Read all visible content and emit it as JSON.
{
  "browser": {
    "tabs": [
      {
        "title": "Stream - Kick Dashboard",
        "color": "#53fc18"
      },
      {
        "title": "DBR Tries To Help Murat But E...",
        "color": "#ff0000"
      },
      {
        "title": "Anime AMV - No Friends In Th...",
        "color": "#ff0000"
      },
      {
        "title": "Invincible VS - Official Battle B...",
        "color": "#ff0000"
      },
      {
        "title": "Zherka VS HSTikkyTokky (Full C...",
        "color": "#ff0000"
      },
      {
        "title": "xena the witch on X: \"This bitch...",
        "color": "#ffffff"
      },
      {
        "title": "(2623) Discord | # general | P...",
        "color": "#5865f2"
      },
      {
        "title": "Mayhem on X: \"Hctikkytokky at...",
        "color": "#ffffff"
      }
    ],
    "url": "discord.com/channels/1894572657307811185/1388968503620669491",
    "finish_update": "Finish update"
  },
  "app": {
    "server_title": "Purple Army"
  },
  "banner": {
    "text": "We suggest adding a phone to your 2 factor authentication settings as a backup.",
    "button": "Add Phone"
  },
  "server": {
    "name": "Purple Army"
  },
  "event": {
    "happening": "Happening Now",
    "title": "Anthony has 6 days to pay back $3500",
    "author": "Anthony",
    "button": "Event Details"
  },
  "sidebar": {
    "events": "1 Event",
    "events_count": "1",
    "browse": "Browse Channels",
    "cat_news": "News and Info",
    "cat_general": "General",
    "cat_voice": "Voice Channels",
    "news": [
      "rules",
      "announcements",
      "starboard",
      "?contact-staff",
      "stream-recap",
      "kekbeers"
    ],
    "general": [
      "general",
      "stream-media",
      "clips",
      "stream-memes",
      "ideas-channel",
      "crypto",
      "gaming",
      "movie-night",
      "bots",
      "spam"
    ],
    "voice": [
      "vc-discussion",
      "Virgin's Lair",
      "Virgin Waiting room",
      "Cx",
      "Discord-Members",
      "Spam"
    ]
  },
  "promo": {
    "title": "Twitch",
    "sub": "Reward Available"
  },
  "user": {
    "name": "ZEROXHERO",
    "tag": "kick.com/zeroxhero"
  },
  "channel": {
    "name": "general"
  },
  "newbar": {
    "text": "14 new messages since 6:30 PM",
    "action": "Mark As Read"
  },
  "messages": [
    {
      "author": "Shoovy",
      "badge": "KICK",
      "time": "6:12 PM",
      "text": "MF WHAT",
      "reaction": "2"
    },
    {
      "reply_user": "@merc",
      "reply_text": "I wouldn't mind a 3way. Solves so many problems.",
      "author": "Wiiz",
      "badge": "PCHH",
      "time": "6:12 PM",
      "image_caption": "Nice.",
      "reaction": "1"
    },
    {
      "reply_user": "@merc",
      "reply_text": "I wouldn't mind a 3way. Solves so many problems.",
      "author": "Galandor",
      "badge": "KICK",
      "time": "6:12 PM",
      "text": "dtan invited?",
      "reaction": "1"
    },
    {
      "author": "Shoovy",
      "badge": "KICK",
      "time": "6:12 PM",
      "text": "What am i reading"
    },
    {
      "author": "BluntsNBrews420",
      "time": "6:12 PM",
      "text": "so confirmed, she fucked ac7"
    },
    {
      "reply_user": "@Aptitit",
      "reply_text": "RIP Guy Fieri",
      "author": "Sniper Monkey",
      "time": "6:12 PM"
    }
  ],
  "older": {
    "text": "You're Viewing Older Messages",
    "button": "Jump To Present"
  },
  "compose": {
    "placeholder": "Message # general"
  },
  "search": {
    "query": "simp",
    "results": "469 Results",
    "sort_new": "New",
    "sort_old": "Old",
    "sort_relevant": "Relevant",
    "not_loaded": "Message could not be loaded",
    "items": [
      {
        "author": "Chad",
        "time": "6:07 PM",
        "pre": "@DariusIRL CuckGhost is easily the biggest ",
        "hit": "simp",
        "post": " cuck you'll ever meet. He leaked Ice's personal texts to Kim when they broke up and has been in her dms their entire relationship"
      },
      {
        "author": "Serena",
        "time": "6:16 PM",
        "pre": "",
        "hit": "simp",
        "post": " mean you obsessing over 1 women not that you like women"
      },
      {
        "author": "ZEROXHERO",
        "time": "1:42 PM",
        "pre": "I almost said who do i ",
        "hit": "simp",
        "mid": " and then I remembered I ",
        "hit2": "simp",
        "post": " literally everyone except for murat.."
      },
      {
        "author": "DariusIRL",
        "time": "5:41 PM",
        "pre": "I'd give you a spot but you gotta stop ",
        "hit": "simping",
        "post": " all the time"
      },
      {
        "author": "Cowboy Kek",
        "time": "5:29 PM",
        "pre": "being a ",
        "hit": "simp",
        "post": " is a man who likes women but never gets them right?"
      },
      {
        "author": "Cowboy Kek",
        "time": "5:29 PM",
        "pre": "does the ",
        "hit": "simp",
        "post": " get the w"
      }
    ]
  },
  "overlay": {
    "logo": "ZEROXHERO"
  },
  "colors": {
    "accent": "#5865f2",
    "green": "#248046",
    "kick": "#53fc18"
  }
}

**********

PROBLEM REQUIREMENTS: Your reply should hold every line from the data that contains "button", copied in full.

OUTPUT BELOW:
    "button": "Add Phone"
    "button": "Event Details"
    "button": "Jump To Present"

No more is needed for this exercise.